- **Exercise directions**: Please copy each line below that contains the string "want".

--- START ---

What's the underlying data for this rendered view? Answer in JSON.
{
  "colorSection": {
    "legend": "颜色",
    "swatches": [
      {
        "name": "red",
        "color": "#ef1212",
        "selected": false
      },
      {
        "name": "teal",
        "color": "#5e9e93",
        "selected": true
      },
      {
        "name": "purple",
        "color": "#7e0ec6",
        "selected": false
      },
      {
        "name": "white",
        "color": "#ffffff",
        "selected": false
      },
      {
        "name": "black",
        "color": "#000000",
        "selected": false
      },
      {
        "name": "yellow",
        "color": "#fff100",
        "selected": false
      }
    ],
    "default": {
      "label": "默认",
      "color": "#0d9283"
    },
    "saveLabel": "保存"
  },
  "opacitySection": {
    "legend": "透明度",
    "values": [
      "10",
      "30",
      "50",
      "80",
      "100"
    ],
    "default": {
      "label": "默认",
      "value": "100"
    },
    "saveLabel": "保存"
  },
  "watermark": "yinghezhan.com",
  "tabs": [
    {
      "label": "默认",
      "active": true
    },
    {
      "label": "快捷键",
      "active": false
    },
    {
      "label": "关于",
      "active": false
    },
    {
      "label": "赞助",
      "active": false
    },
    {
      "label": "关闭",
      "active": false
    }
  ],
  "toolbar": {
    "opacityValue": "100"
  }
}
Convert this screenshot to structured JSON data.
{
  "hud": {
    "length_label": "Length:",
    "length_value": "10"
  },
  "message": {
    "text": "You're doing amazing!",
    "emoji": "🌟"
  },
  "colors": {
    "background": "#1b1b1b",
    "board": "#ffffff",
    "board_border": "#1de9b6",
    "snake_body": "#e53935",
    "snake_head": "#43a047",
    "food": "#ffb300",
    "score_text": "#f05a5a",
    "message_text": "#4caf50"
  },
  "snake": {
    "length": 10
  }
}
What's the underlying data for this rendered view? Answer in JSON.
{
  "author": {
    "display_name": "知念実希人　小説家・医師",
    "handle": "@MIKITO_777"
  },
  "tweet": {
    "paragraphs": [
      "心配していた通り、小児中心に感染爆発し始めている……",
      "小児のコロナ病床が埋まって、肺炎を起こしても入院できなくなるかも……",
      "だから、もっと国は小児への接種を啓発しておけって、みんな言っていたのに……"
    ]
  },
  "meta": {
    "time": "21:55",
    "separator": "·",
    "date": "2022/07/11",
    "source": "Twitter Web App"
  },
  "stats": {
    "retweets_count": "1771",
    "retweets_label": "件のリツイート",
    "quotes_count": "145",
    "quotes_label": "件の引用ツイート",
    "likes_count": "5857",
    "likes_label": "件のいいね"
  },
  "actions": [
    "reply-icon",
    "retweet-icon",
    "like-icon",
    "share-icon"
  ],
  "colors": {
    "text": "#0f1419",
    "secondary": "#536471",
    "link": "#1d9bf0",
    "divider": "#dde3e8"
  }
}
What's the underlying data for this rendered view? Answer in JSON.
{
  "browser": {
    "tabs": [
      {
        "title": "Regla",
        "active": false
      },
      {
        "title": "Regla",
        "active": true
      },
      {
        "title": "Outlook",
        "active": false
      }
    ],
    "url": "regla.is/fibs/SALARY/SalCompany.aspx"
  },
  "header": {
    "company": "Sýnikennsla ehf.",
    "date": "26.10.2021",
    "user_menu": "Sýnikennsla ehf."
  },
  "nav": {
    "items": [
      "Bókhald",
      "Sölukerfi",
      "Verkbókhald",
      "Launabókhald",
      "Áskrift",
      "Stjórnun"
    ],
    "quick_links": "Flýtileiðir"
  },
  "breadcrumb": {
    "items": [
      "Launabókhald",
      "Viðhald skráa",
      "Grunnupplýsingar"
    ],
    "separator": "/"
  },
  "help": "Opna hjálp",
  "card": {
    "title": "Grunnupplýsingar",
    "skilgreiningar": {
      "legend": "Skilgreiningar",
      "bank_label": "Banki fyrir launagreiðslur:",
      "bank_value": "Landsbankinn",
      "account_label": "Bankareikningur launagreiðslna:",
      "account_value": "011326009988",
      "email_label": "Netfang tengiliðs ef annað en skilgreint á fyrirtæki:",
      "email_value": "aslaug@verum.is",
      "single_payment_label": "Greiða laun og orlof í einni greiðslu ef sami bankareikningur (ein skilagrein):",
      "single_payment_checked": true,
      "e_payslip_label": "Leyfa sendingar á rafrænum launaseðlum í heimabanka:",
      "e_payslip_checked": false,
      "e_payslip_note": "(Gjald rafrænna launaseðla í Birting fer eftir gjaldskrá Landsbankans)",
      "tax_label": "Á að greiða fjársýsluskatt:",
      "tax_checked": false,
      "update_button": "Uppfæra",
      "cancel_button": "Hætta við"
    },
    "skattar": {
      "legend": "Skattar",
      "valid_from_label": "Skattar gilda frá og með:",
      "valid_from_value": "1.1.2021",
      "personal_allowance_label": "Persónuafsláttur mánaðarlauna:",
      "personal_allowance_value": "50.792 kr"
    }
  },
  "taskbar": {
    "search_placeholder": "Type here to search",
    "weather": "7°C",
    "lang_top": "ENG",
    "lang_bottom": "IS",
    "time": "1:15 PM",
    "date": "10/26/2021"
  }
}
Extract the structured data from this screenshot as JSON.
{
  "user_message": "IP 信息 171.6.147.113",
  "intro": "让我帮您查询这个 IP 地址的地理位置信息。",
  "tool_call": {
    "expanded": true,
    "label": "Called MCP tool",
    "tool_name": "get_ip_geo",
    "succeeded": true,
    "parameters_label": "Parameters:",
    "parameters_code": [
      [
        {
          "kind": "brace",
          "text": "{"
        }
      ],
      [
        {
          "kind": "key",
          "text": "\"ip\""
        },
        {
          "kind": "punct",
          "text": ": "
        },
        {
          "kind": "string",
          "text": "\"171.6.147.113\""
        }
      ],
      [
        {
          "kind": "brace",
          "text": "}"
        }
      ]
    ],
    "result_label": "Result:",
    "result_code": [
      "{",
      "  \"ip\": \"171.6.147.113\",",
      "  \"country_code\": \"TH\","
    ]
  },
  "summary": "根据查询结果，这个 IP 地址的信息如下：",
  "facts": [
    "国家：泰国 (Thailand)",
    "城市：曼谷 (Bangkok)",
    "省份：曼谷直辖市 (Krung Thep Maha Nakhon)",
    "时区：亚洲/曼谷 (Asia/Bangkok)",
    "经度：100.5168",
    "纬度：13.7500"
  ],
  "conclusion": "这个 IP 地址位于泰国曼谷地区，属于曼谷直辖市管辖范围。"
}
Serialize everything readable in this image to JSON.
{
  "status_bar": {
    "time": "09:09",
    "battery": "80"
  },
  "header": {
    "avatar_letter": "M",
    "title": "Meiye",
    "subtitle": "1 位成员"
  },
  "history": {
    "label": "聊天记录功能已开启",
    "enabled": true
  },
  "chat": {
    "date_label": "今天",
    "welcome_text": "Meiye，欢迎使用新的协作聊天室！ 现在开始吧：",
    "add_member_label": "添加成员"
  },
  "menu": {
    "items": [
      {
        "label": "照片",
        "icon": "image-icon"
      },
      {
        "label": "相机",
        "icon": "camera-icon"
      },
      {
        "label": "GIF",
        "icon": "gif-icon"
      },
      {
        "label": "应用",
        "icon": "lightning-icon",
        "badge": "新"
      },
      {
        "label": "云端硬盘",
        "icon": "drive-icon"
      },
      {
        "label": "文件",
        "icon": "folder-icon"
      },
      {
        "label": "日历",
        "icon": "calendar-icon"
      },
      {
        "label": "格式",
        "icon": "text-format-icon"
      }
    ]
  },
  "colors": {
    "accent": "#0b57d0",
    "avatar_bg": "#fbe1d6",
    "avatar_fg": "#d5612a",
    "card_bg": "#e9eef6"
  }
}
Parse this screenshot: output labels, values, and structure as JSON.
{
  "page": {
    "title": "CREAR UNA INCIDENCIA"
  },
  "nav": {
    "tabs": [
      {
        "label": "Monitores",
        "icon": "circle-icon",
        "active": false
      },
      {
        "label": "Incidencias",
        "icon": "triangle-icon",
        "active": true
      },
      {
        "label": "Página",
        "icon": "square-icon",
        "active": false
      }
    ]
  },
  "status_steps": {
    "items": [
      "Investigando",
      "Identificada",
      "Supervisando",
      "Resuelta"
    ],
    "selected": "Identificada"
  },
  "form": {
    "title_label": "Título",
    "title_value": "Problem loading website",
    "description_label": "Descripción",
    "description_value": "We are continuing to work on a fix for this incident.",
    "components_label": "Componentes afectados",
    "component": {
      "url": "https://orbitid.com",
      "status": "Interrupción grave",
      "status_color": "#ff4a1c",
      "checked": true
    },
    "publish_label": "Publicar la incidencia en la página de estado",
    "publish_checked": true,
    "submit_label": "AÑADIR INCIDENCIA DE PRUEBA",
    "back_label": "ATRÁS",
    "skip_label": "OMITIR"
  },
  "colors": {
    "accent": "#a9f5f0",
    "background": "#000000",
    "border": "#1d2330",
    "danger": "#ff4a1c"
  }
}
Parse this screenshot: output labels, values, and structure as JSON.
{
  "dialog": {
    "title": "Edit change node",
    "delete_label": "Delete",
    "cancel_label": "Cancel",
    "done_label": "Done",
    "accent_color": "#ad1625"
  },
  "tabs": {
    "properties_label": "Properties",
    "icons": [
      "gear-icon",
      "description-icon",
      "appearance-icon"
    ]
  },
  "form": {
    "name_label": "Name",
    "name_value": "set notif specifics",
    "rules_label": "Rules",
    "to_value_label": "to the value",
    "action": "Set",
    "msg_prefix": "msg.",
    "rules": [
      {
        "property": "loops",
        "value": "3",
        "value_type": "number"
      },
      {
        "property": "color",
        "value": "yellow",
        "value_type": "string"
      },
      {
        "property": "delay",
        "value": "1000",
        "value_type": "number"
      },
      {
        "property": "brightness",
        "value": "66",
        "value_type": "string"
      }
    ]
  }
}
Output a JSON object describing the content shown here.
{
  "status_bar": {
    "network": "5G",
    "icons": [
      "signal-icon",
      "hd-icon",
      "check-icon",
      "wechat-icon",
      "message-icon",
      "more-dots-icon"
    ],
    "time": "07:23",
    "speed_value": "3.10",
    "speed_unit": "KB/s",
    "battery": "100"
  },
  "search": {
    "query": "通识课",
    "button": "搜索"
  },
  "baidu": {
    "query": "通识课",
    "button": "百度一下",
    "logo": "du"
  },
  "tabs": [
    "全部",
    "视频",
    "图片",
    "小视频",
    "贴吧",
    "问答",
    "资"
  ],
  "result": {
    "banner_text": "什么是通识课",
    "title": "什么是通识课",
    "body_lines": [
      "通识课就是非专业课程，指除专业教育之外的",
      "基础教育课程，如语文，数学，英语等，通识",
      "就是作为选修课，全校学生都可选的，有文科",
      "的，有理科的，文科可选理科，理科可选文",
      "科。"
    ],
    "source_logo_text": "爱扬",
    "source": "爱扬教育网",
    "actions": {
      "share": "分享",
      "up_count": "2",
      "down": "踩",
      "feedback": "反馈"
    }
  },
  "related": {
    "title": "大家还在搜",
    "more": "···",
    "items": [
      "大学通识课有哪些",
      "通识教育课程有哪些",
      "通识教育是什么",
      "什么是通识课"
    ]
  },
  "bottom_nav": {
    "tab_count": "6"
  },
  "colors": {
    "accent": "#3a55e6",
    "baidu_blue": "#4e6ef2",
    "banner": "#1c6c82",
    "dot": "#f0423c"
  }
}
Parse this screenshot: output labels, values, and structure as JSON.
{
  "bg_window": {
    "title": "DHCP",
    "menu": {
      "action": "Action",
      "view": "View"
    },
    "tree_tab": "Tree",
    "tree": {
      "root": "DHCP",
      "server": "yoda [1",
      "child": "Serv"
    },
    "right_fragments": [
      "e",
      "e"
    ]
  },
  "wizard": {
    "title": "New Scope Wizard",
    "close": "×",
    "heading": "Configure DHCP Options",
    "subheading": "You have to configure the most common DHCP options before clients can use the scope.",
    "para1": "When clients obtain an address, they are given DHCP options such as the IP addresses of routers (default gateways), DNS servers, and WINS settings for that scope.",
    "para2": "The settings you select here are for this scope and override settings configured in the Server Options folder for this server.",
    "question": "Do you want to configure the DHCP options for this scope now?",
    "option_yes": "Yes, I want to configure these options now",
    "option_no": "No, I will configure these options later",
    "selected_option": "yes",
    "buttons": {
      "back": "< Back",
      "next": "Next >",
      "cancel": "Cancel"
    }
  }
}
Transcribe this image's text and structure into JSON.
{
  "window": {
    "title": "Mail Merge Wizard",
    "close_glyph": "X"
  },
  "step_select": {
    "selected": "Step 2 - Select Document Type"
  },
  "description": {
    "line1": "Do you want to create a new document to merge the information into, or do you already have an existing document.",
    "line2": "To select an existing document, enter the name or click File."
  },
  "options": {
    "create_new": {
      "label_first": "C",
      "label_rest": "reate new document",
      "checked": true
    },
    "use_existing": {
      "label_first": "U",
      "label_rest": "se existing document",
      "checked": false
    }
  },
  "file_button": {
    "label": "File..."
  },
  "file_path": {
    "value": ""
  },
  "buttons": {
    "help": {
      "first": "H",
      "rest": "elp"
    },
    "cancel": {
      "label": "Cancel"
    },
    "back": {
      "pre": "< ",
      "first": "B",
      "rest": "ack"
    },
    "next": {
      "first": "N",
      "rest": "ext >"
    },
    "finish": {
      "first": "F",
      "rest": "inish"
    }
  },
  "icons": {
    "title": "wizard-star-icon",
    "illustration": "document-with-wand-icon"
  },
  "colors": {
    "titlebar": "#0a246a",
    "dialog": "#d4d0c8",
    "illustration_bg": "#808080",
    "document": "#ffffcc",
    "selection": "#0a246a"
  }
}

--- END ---

- **Written solution**:
    "question": "Do you want to configure the DHCP options for this scope now?",
    "option_yes": "Yes, I want to configure these options now",
    "line1": "Do you want to create a new document to merge the information into, or do you already have an existing document.",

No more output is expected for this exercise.